Automotive Liability Coverage: A Comprehensive Guide

19 April 2023
 Categories: , Blog

Liability coverage is one of the essential parts of any car coverage policy, but many people misunderstand this critical coverage. Most states require drivers to maintain a minimum level of liability coverage, with potentially severe penalties for uninsured drivers. Still, many drivers may be surprised at what this part of their policy does and does not cover.

This guide will help you understand why states require this coverage, why you won't want to skimp on the amounts you purchase, and how you can decide how much you need.

What Does Liability Insurance Cover?

You'll commonly hear insurance companies tell you that liability coverage protects other drivers in accidents. This description is technically true; when you cause an accident, liability coverage will cover property losses incurred by the other party or parties. However, liability coverage is ultimately about protecting you and your assets.

When you are responsible for an accident, the other parties can typically attempt to recover damages from you. Without liability coverage, they must recover these damages by suing you. A lawsuit can expose your assets — your car, home, savings, and more — to risk. Liability coverage steps in and protects you against these risks.

State governments require liability coverage because many individual drivers do not have enough assets to cover the damage from an accident.

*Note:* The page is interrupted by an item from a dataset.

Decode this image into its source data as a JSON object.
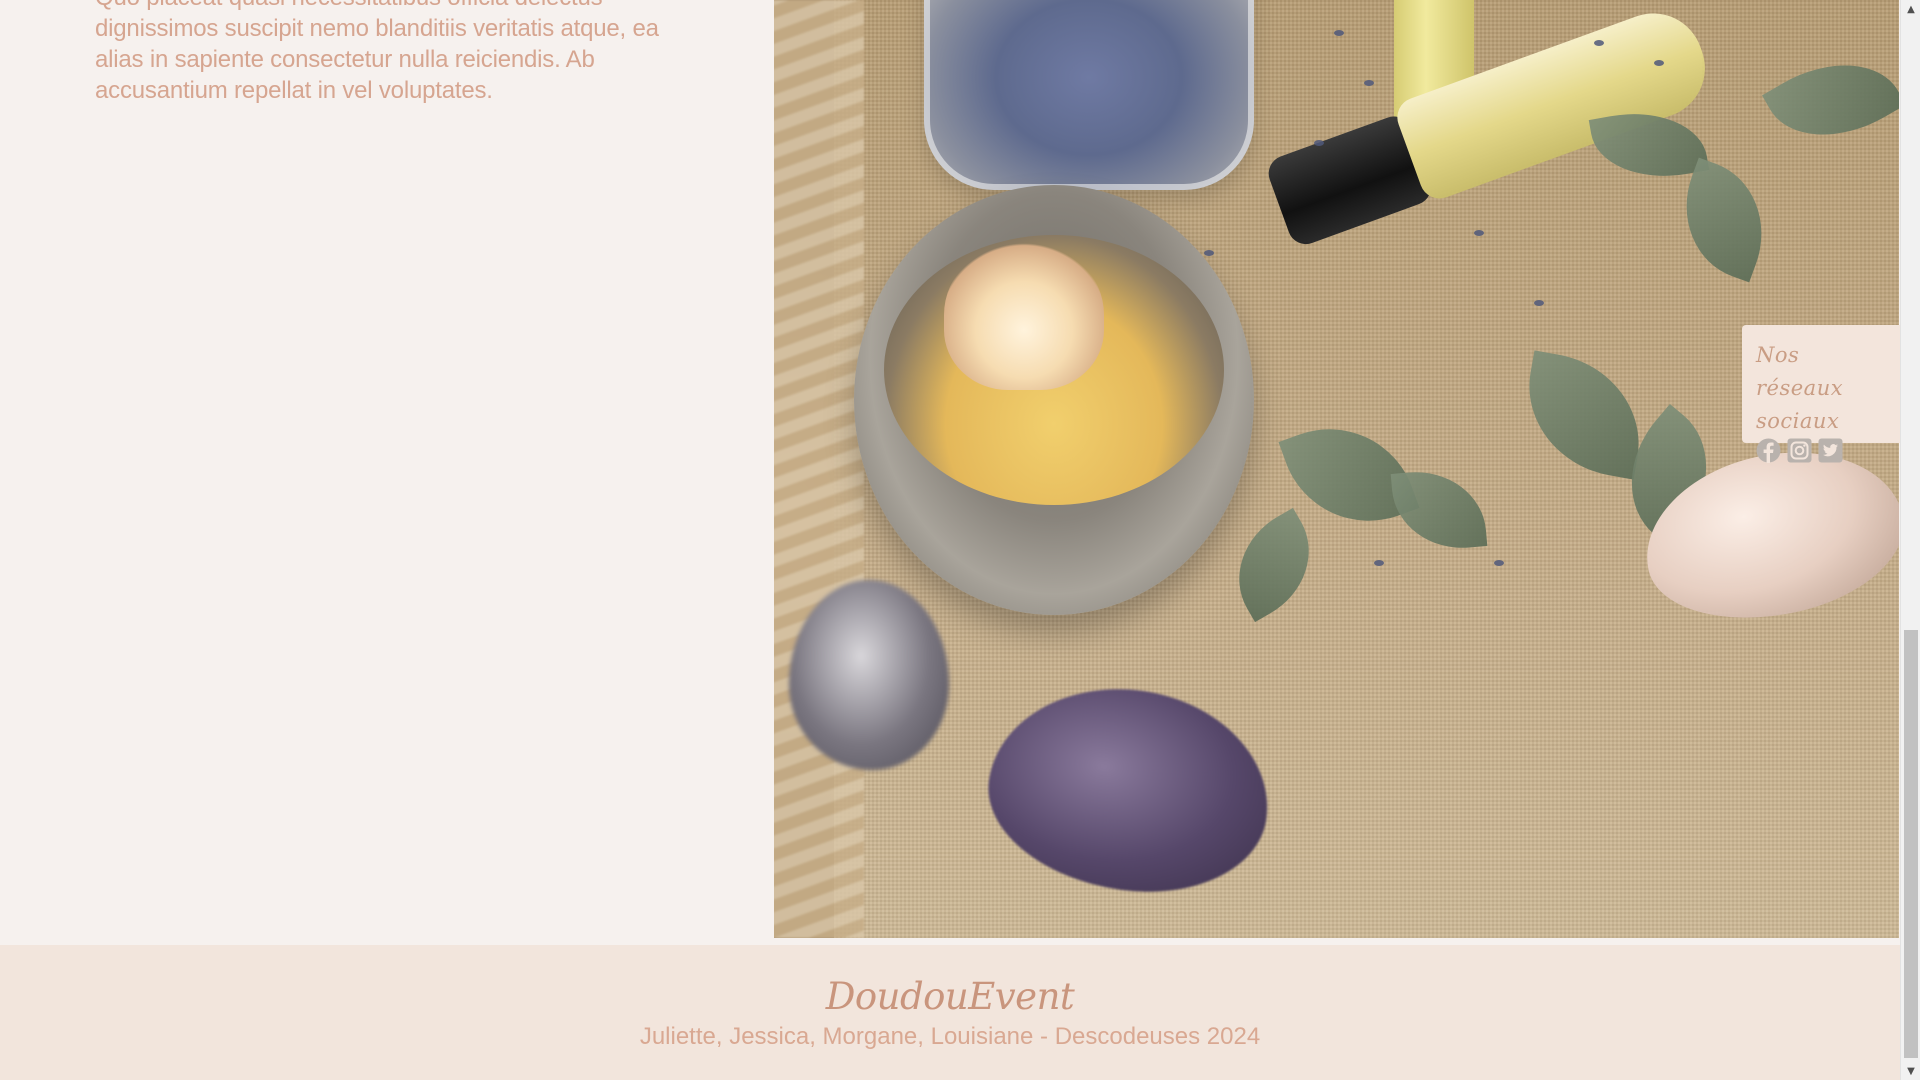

Minimum liability coverage amounts guarantee that if you cause an accident, the money will be available to make the other party whole. Minimum liability amounts vary by state, so you'll need to check with your local laws to determine how much you need.

How Much Liability Insurance Should You Get?

You will always need to get at least as much liability coverage as your state requires. Beyond this amount, should you spring for higher coverages? The answer can be more complicated than you might expect. The general rule is to carry enough liability coverage to protect your major assets from potential lawsuits.

For example, if you own a home worth $300,000, you should consider carrying at least $300,000 worth of liability coverage. You should also look at other major assets, including investments, savings, and so on. These higher coverage limits will protect you if you cause an accident that results in serious property damage or bodily harm.

The good news is that increasing liability coverage is generally a fairly cheap option. If you're currently using your state minimum, you should consider contacting your insurance company to check how much increased coverage will cost. Adding extra liability coverage may be a cheap way to minimize your risk of a serious lawsuit following an accident. 

For more information about auto insurance, contact a local company.